(Data for the task)

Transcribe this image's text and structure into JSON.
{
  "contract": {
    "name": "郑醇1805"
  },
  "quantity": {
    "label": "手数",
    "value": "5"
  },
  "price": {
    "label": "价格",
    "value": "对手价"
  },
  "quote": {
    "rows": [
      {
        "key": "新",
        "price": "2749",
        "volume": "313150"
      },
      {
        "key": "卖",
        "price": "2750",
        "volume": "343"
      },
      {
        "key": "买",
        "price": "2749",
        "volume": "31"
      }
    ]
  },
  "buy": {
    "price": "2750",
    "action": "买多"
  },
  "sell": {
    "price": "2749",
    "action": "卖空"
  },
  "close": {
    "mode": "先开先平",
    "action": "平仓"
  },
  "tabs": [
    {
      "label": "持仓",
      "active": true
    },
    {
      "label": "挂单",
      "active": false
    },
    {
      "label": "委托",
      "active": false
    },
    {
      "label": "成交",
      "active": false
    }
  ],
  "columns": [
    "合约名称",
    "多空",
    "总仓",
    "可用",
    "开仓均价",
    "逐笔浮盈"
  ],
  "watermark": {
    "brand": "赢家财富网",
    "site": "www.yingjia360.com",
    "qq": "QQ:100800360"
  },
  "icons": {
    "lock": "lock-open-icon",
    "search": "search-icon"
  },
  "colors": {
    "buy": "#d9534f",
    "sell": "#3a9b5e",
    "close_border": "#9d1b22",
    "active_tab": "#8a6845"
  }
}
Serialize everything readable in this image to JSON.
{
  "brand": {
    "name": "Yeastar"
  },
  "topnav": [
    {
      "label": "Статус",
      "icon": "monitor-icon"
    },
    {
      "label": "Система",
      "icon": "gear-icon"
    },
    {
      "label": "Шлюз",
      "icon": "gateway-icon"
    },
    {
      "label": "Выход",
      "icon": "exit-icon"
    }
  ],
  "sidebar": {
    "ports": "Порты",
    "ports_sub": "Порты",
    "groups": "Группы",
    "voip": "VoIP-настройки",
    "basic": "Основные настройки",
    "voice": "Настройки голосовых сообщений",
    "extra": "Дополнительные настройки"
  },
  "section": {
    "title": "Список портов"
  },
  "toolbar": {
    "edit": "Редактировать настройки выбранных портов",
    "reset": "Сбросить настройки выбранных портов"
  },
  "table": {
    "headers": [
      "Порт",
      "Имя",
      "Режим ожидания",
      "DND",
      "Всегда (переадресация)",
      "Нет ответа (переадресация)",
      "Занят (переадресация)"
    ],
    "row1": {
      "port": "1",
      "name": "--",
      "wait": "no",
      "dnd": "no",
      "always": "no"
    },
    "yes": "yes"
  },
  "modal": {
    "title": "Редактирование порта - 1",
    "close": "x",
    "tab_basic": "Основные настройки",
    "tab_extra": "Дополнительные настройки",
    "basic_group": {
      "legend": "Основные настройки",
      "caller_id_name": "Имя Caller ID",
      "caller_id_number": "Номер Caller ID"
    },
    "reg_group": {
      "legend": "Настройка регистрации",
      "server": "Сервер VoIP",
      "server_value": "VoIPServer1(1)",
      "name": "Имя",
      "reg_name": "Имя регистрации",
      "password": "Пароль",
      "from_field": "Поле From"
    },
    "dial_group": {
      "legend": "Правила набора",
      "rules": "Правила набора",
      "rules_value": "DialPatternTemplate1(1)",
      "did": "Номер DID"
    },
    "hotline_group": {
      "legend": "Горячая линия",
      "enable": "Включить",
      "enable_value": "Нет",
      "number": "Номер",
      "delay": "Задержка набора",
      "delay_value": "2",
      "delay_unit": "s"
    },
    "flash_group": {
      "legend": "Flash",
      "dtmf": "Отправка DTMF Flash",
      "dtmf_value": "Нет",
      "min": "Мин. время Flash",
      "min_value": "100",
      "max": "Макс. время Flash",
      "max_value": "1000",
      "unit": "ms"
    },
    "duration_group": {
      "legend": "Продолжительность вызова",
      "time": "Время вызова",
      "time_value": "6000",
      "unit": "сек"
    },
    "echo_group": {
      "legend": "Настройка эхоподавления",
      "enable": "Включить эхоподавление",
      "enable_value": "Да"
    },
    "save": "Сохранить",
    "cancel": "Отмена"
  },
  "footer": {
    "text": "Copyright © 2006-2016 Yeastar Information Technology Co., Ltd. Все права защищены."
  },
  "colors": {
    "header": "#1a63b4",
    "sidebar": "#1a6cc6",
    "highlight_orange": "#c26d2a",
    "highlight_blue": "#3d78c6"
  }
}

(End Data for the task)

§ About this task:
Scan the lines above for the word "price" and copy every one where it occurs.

§ Written reply:
  "price": {
        "price": "2749",
        "price": "2750",
        "price": "2749",
    "price": "2750",
    "price": "2749",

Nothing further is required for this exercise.